» **Your objective**: When a line below contains the word "label", copy that line.

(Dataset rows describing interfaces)
════════════════
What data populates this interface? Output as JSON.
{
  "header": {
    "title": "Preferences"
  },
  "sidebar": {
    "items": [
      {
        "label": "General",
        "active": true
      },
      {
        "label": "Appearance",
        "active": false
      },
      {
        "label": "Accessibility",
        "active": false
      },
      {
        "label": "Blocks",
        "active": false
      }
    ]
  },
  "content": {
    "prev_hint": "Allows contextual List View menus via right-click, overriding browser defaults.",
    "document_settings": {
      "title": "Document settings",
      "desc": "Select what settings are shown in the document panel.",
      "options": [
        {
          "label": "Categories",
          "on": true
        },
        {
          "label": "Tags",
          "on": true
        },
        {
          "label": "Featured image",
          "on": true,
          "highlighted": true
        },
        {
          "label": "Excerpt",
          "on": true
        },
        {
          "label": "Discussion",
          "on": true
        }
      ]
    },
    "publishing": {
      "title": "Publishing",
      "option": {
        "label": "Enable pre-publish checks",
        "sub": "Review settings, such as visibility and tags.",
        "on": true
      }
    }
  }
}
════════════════
» **Result of the task**:
        "label": "General",
        "label": "Appearance",
        "label": "Accessibility",
        "label": "Blocks",
          "label": "Categories",
          "label": "Tags",
          "label": "Featured image",
          "label": "Excerpt",
          "label": "Discussion",
        "label": "Enable pre-publish checks",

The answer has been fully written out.